> [REQUIRED WORK]:
All entries that follow are to be printed exactly as written.

#### AVAILABLE RECORDS ####

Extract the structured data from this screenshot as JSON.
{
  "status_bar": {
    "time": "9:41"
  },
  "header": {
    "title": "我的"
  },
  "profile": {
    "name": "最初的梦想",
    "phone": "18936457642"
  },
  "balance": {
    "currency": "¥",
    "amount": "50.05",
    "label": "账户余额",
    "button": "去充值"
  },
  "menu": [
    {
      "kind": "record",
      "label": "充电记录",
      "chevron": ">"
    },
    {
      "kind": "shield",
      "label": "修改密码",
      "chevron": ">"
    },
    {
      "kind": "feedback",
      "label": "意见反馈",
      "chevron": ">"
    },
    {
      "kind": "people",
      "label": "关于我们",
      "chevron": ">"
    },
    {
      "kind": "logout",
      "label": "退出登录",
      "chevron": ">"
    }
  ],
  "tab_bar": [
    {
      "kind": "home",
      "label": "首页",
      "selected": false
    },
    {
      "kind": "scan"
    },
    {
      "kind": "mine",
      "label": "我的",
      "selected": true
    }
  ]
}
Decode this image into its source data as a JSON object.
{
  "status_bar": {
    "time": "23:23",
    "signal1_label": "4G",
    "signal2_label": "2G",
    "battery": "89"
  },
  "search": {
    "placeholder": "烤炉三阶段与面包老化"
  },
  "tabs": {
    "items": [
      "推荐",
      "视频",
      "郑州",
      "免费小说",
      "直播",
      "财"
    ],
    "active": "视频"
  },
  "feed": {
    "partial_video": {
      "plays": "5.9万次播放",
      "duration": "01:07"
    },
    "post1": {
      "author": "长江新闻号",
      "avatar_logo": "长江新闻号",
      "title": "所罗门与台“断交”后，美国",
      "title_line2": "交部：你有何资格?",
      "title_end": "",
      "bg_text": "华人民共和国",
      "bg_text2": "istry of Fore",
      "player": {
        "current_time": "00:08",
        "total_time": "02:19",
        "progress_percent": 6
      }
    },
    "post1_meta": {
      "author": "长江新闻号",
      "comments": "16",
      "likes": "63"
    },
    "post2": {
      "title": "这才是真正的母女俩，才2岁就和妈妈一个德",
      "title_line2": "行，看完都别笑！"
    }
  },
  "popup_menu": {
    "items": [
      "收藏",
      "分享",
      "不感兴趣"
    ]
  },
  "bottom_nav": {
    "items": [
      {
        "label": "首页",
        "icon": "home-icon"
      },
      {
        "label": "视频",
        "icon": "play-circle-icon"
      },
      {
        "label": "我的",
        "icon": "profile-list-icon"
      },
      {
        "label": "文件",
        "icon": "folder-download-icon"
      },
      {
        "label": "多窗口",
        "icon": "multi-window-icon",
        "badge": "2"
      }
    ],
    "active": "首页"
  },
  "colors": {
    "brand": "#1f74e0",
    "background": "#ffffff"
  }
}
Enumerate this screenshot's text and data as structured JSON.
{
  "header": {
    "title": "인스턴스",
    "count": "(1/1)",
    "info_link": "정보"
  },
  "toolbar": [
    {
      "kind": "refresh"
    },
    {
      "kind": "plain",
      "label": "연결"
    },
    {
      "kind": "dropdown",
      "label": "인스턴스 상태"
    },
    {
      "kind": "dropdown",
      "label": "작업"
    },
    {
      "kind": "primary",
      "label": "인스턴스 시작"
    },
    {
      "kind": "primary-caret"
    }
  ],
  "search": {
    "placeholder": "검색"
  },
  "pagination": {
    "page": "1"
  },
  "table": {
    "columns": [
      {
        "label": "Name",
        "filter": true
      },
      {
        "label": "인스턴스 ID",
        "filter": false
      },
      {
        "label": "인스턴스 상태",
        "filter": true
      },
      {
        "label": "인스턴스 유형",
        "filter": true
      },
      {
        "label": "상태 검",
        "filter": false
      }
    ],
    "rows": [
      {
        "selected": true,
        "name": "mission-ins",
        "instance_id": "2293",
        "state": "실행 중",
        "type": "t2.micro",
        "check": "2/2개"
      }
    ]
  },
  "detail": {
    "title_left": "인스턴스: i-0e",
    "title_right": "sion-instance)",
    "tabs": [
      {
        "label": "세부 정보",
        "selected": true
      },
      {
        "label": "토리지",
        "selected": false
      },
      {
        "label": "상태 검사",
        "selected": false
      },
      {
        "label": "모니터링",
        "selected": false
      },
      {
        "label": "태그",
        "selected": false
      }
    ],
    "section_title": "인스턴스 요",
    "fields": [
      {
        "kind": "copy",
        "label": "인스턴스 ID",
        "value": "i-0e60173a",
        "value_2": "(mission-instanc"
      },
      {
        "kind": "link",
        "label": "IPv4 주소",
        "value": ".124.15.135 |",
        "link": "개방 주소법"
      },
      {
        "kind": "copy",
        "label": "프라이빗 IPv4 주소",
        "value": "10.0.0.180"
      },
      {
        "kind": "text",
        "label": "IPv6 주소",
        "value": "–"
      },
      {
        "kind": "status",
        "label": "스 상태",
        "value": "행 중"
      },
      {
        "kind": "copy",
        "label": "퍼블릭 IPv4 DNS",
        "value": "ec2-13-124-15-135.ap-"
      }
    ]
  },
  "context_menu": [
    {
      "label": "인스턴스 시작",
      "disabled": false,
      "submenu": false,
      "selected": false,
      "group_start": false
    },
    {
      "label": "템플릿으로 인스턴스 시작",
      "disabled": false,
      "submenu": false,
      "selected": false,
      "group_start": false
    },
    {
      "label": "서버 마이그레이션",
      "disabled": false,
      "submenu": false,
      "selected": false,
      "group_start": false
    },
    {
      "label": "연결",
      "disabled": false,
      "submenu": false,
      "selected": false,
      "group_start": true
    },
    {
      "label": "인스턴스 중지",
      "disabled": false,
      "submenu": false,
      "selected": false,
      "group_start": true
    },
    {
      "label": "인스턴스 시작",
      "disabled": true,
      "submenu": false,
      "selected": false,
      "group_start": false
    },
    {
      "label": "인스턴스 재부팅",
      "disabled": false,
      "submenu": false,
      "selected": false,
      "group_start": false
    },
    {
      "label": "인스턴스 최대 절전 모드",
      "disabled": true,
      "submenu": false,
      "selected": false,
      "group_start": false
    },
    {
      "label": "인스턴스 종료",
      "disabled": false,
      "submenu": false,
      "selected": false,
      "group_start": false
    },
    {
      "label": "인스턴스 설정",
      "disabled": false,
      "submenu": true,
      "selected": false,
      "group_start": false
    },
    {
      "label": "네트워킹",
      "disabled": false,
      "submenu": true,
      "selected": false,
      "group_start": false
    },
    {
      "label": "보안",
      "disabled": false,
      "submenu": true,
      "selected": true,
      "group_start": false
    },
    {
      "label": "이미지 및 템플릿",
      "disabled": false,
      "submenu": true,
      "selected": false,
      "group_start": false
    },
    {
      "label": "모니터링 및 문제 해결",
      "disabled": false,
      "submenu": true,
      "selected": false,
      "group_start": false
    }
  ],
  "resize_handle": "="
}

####

> [OUTPUT OF THE TASK]:
Extract the structured data from this screenshot as JSON.
{
  "status_bar": {
    "time": "9:41"
  },
  "header": {
    "title": "我的"
  },
  "profile": {
    "name": "最初的梦想",
    "phone": "18936457642"
  },
  "balance": {
    "currency": "¥",
    "amount": "50.05",
    "label": "账户余额",
    "button": "去充值"
  },
  "menu": [
    {
      "kind": "record",
      "label": "充电记录",
      "chevron": ">"
    },
    {
      "kind": "shield",
      "label": "修改密码",
      "chevron": ">"
    },
    {
      "kind": "feedback",
      "label": "意见反馈",
      "chevron": ">"
    },
    {
      "kind": "people",
      "label": "关于我们",
      "chevron": ">"
    },
    {
      "kind": "logout",
      "label": "退出登录",
      "chevron": ">"
    }
  ],
  "tab_bar": [
    {
      "kind": "home",
      "label": "首页",
      "selected": false
    },
    {
      "kind": "scan"
    },
    {
      "kind": "mine",
      "label": "我的",
      "selected": true
    }
  ]
}
Decode this image into its source data as a JSON object.
{
  "status_bar": {
    "time": "23:23",
    "signal1_label": "4G",
    "signal2_label": "2G",
    "battery": "89"
  },
  "search": {
    "placeholder": "烤炉三阶段与面包老化"
  },
  "tabs": {
    "items": [
      "推荐",
      "视频",
      "郑州",
      "免费小说",
      "直播",
      "财"
    ],
    "active": "视频"
  },
  "feed": {
    "partial_video": {
      "plays": "5.9万次播放",
      "duration": "01:07"
    },
    "post1": {
      "author": "长江新闻号",
      "avatar_logo": "长江新闻号",
      "title": "所罗门与台“断交”后，美国",
      "title_line2": "交部：你有何资格?",
      "title_end": "",
      "bg_text": "华人民共和国",
      "bg_text2": "istry of Fore",
      "player": {
        "current_time": "00:08",
        "total_time": "02:19",
        "progress_percent": 6
      }
    },
    "post1_meta": {
      "author": "长江新闻号",
      "comments": "16",
      "likes": "63"
    },
    "post2": {
      "title": "这才是真正的母女俩，才2岁就和妈妈一个德",
      "title_line2": "行，看完都别笑！"
    }
  },
  "popup_menu": {
    "items": [
      "收藏",
      "分享",
      "不感兴趣"
    ]
  },
  "bottom_nav": {
    "items": [
      {
        "label": "首页",
        "icon": "home-icon"
      },
      {
        "label": "视频",
        "icon": "play-circle-icon"
      },
      {
        "label": "我的",
        "icon": "profile-list-icon"
      },
      {
        "label": "文件",
        "icon": "folder-download-icon"
      },
      {
        "label": "多窗口",
        "icon": "multi-window-icon",
        "badge": "2"
      }
    ],
    "active": "首页"
  },
  "colors": {
    "brand": "#1f74e0",
    "background": "#ffffff"
  }
}
Enumerate this screenshot's text and data as structured JSON.
{
  "header": {
    "title": "인스턴스",
    "count": "(1/1)",
    "info_link": "정보"
  },
  "toolbar": [
    {
      "kind": "refresh"
    },
    {
      "kind": "plain",
      "label": "연결"
    },
    {
      "kind": "dropdown",
      "label": "인스턴스 상태"
    },
    {
      "kind": "dropdown",
      "label": "작업"
    },
    {
      "kind": "primary",
      "label": "인스턴스 시작"
    },
    {
      "kind": "primary-caret"
    }
  ],
  "search": {
    "placeholder": "검색"
  },
  "pagination": {
    "page": "1"
  },
  "table": {
    "columns": [
      {
        "label": "Name",
        "filter": true
      },
      {
        "label": "인스턴스 ID",
        "filter": false
      },
      {
        "label": "인스턴스 상태",
        "filter": true
      },
      {
        "label": "인스턴스 유형",
        "filter": true
      },
      {
        "label": "상태 검",
        "filter": false
      }
    ],
    "rows": [
      {
        "selected": true,
        "name": "mission-ins",
        "instance_id": "2293",
        "state": "실행 중",
        "type": "t2.micro",
        "check": "2/2개"
      }
    ]
  },
  "detail": {
    "title_left": "인스턴스: i-0e",
    "title_right": "sion-instance)",
    "tabs": [
      {
        "label": "세부 정보",
        "selected": true
      },
      {
        "label": "토리지",
        "selected": false
      },
      {
        "label": "상태 검사",
        "selected": false
      },
      {
        "label": "모니터링",
        "selected": false
      },
      {
        "label": "태그",
        "selected": false
      }
    ],
    "section_title": "인스턴스 요",
    "fields": [
      {
        "kind": "copy",
        "label": "인스턴스 ID",
        "value": "i-0e60173a",
        "value_2": "(mission-instanc"
      },
      {
        "kind": "link",
        "label": "IPv4 주소",
        "value": ".124.15.135 |",
        "link": "개방 주소법"
      },
      {
        "kind": "copy",
        "label": "프라이빗 IPv4 주소",
        "value": "10.0.0.180"
      },
      {
        "kind": "text",
        "label": "IPv6 주소",
        "value": "–"
      },
      {
        "kind": "status",
        "label": "스 상태",
        "value": "행 중"
      },
      {
        "kind": "copy",
        "label": "퍼블릭 IPv4 DNS",
        "value": "ec2-13-124-15-135.ap-"
      }
    ]
  },
  "context_menu": [
    {
      "label": "인스턴스 시작",
      "disabled": false,
      "submenu": false,
      "selected": false,
      "group_start": false
    },
    {
      "label": "템플릿으로 인스턴스 시작",
      "disabled": false,
      "submenu": false,
      "selected": false,
      "group_start": false
    },
    {
      "label": "서버 마이그레이션",
      "disabled": false,
      "submenu": false,
      "selected": false,
      "group_start": false
    },
    {
      "label": "연결",
      "disabled": false,
      "submenu": false,
      "selected": false,
      "group_start": true
    },
    {
      "label": "인스턴스 중지",
      "disabled": false,
      "submenu": false,
      "selected": false,
      "group_start": true
    },
    {
      "label": "인스턴스 시작",
      "disabled": true,
      "submenu": false,
      "selected": false,
      "group_start": false
    },
    {
      "label": "인스턴스 재부팅",
      "disabled": false,
      "submenu": false,
      "selected": false,
      "group_start": false
    },
    {
      "label": "인스턴스 최대 절전 모드",
      "disabled": true,
      "submenu": false,
      "selected": false,
      "group_start": false
    },
    {
      "label": "인스턴스 종료",
      "disabled": false,
      "submenu": false,
      "selected": false,
      "group_start": false
    },
    {
      "label": "인스턴스 설정",
      "disabled": false,
      "submenu": true,
      "selected": false,
      "group_start": false
    },
    {
      "label": "네트워킹",
      "disabled": false,
      "submenu": true,
      "selected": false,
      "group_start": false
    },
    {
      "label": "보안",
      "disabled": false,
      "submenu": true,
      "selected": true,
      "group_start": false
    },
    {
      "label": "이미지 및 템플릿",
      "disabled": false,
      "submenu": true,
      "selected": false,
      "group_start": false
    },
    {
      "label": "모니터링 및 문제 해결",
      "disabled": false,
      "submenu": true,
      "selected": false,
      "group_start": false
    }
  ],
  "resize_handle": "="
}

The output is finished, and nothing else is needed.